* [ABOUT THIS TASK] In full and without alteration, write out the data below.

* [SUPPLIED RECORDS]

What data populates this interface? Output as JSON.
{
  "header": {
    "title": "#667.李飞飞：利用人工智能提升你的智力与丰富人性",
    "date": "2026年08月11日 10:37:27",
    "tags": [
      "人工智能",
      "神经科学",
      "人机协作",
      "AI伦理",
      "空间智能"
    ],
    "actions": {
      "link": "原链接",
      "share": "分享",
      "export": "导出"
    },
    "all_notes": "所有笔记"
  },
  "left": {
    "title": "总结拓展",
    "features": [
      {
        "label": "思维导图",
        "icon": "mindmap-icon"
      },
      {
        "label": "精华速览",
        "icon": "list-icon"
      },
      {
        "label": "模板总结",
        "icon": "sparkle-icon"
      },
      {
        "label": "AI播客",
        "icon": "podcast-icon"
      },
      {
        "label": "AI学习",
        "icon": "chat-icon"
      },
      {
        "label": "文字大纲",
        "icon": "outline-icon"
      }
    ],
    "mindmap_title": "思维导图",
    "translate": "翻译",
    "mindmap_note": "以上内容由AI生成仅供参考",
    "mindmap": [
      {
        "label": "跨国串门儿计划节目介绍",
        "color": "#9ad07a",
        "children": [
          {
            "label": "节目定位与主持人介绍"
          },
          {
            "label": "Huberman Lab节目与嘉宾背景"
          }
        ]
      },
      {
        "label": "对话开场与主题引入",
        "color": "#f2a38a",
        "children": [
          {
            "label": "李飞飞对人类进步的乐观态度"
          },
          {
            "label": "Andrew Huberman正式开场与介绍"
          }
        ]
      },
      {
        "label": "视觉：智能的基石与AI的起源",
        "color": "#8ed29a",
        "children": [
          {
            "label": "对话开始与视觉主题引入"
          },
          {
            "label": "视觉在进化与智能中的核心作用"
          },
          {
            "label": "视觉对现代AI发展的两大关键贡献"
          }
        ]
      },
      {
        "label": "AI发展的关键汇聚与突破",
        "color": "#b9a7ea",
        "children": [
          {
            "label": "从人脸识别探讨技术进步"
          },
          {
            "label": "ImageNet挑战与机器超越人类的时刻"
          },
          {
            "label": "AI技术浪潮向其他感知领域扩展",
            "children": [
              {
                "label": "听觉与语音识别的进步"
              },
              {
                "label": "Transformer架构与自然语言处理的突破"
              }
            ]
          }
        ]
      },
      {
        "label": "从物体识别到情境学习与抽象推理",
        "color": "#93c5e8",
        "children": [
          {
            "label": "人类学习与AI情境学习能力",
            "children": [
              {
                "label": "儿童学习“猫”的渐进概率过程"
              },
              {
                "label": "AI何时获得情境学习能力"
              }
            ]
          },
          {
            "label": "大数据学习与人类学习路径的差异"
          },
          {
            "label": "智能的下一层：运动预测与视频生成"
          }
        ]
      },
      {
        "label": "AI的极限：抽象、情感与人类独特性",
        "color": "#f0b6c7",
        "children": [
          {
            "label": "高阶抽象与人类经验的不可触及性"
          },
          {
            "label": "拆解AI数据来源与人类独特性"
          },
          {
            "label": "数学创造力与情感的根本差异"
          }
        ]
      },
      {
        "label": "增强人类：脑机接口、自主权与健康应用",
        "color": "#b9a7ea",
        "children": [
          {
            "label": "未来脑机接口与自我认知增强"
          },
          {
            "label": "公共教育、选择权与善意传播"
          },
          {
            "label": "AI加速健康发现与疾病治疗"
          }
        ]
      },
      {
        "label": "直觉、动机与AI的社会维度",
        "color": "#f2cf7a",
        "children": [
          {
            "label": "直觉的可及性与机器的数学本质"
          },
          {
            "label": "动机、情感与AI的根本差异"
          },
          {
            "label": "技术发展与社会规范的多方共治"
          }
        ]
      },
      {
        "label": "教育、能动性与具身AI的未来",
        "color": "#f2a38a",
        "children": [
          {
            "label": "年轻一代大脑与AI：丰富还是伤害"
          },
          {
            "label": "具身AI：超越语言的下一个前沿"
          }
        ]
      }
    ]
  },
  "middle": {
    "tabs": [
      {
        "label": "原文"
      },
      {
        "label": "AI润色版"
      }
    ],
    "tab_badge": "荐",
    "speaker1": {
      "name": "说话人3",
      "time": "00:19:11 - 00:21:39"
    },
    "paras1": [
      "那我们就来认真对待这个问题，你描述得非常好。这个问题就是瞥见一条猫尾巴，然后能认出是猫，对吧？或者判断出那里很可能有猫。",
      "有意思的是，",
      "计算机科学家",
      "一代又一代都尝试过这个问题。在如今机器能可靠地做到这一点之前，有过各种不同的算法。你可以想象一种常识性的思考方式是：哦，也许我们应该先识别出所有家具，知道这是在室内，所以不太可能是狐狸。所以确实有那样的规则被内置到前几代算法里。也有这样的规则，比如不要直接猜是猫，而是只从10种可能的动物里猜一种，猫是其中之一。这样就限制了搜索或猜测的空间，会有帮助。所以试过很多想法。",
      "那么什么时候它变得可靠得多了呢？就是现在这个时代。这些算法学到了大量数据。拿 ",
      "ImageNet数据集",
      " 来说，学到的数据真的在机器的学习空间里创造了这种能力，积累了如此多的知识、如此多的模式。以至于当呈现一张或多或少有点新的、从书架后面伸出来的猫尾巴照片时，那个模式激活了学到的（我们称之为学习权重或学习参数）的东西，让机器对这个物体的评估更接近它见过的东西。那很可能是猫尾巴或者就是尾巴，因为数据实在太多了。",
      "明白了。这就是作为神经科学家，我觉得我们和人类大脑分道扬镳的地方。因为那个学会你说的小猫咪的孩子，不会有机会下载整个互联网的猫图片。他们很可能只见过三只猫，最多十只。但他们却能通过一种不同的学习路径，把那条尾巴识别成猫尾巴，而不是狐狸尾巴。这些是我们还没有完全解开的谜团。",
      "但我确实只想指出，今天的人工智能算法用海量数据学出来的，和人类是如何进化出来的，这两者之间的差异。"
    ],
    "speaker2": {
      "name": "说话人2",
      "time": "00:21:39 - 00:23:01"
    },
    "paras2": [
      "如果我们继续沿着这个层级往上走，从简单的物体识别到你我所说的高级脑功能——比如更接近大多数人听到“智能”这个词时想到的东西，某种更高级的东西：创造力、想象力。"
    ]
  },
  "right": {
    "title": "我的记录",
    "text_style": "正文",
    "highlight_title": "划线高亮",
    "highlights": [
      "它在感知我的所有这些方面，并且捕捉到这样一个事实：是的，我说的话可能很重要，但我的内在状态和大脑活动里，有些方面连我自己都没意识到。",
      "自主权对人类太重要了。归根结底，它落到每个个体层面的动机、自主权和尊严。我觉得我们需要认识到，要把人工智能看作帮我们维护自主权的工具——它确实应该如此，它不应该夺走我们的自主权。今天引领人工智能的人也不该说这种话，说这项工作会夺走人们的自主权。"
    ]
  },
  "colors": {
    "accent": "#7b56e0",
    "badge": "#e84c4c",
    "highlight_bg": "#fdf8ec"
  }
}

* [ANSWER TO THIS TASK]
What data populates this interface? Output as JSON.
{
  "header": {
    "title": "#667.李飞飞：利用人工智能提升你的智力与丰富人性",
    "date": "2026年08月11日 10:37:27",
    "tags": [
      "人工智能",
      "神经科学",
      "人机协作",
      "AI伦理",
      "空间智能"
    ],
    "actions": {
      "link": "原链接",
      "share": "分享",
      "export": "导出"
    },
    "all_notes": "所有笔记"
  },
  "left": {
    "title": "总结拓展",
    "features": [
      {
        "label": "思维导图",
        "icon": "mindmap-icon"
      },
      {
        "label": "精华速览",
        "icon": "list-icon"
      },
      {
        "label": "模板总结",
        "icon": "sparkle-icon"
      },
      {
        "label": "AI播客",
        "icon": "podcast-icon"
      },
      {
        "label": "AI学习",
        "icon": "chat-icon"
      },
      {
        "label": "文字大纲",
        "icon": "outline-icon"
      }
    ],
    "mindmap_title": "思维导图",
    "translate": "翻译",
    "mindmap_note": "以上内容由AI生成仅供参考",
    "mindmap": [
      {
        "label": "跨国串门儿计划节目介绍",
        "color": "#9ad07a",
        "children": [
          {
            "label": "节目定位与主持人介绍"
          },
          {
            "label": "Huberman Lab节目与嘉宾背景"
          }
        ]
      },
      {
        "label": "对话开场与主题引入",
        "color": "#f2a38a",
        "children": [
          {
            "label": "李飞飞对人类进步的乐观态度"
          },
          {
            "label": "Andrew Huberman正式开场与介绍"
          }
        ]
      },
      {
        "label": "视觉：智能的基石与AI的起源",
        "color": "#8ed29a",
        "children": [
          {
            "label": "对话开始与视觉主题引入"
          },
          {
            "label": "视觉在进化与智能中的核心作用"
          },
          {
            "label": "视觉对现代AI发展的两大关键贡献"
          }
        ]
      },
      {
        "label": "AI发展的关键汇聚与突破",
        "color": "#b9a7ea",
        "children": [
          {
            "label": "从人脸识别探讨技术进步"
          },
          {
            "label": "ImageNet挑战与机器超越人类的时刻"
          },
          {
            "label": "AI技术浪潮向其他感知领域扩展",
            "children": [
              {
                "label": "听觉与语音识别的进步"
              },
              {
                "label": "Transformer架构与自然语言处理的突破"
              }
            ]
          }
        ]
      },
      {
        "label": "从物体识别到情境学习与抽象推理",
        "color": "#93c5e8",
        "children": [
          {
            "label": "人类学习与AI情境学习能力",
            "children": [
              {
                "label": "儿童学习“猫”的渐进概率过程"
              },
              {
                "label": "AI何时获得情境学习能力"
              }
            ]
          },
          {
            "label": "大数据学习与人类学习路径的差异"
          },
          {
            "label": "智能的下一层：运动预测与视频生成"
          }
        ]
      },
      {
        "label": "AI的极限：抽象、情感与人类独特性",
        "color": "#f0b6c7",
        "children": [
          {
            "label": "高阶抽象与人类经验的不可触及性"
          },
          {
            "label": "拆解AI数据来源与人类独特性"
          },
          {
            "label": "数学创造力与情感的根本差异"
          }
        ]
      },
      {
        "label": "增强人类：脑机接口、自主权与健康应用",
        "color": "#b9a7ea",
        "children": [
          {
            "label": "未来脑机接口与自我认知增强"
          },
          {
            "label": "公共教育、选择权与善意传播"
          },
          {
            "label": "AI加速健康发现与疾病治疗"
          }
        ]
      },
      {
        "label": "直觉、动机与AI的社会维度",
        "color": "#f2cf7a",
        "children": [
          {
            "label": "直觉的可及性与机器的数学本质"
          },
          {
            "label": "动机、情感与AI的根本差异"
          },
          {
            "label": "技术发展与社会规范的多方共治"
          }
        ]
      },
      {
        "label": "教育、能动性与具身AI的未来",
        "color": "#f2a38a",
        "children": [
          {
            "label": "年轻一代大脑与AI：丰富还是伤害"
          },
          {
            "label": "具身AI：超越语言的下一个前沿"
          }
        ]
      }
    ]
  },
  "middle": {
    "tabs": [
      {
        "label": "原文"
      },
      {
        "label": "AI润色版"
      }
    ],
    "tab_badge": "荐",
    "speaker1": {
      "name": "说话人3",
      "time": "00:19:11 - 00:21:39"
    },
    "paras1": [
      "那我们就来认真对待这个问题，你描述得非常好。这个问题就是瞥见一条猫尾巴，然后能认出是猫，对吧？或者判断出那里很可能有猫。",
      "有意思的是，",
      "计算机科学家",
      "一代又一代都尝试过这个问题。在如今机器能可靠地做到这一点之前，有过各种不同的算法。你可以想象一种常识性的思考方式是：哦，也许我们应该先识别出所有家具，知道这是在室内，所以不太可能是狐狸。所以确实有那样的规则被内置到前几代算法里。也有这样的规则，比如不要直接猜是猫，而是只从10种可能的动物里猜一种，猫是其中之一。这样就限制了搜索或猜测的空间，会有帮助。所以试过很多想法。",
      "那么什么时候它变得可靠得多了呢？就是现在这个时代。这些算法学到了大量数据。拿 ",
      "ImageNet数据集",
      " 来说，学到的数据真的在机器的学习空间里创造了这种能力，积累了如此多的知识、如此多的模式。以至于当呈现一张或多或少有点新的、从书架后面伸出来的猫尾巴照片时，那个模式激活了学到的（我们称之为学习权重或学习参数）的东西，让机器对这个物体的评估更接近它见过的东西。那很可能是猫尾巴或者就是尾巴，因为数据实在太多了。",
      "明白了。这就是作为神经科学家，我觉得我们和人类大脑分道扬镳的地方。因为那个学会你说的小猫咪的孩子，不会有机会下载整个互联网的猫图片。他们很可能只见过三只猫，最多十只。但他们却能通过一种不同的学习路径，把那条尾巴识别成猫尾巴，而不是狐狸尾巴。这些是我们还没有完全解开的谜团。",
      "但我确实只想指出，今天的人工智能算法用海量数据学出来的，和人类是如何进化出来的，这两者之间的差异。"
    ],
    "speaker2": {
      "name": "说话人2",
      "time": "00:21:39 - 00:23:01"
    },
    "paras2": [
      "如果我们继续沿着这个层级往上走，从简单的物体识别到你我所说的高级脑功能——比如更接近大多数人听到“智能”这个词时想到的东西，某种更高级的东西：创造力、想象力。"
    ]
  },
  "right": {
    "title": "我的记录",
    "text_style": "正文",
    "highlight_title": "划线高亮",
    "highlights": [
      "它在感知我的所有这些方面，并且捕捉到这样一个事实：是的，我说的话可能很重要，但我的内在状态和大脑活动里，有些方面连我自己都没意识到。",
      "自主权对人类太重要了。归根结底，它落到每个个体层面的动机、自主权和尊严。我觉得我们需要认识到，要把人工智能看作帮我们维护自主权的工具——它确实应该如此，它不应该夺走我们的自主权。今天引领人工智能的人也不该说这种话，说这项工作会夺走人们的自主权。"
    ]
  },
  "colors": {
    "accent": "#7b56e0",
    "badge": "#e84c4c",
    "highlight_bg": "#fdf8ec"
  }
}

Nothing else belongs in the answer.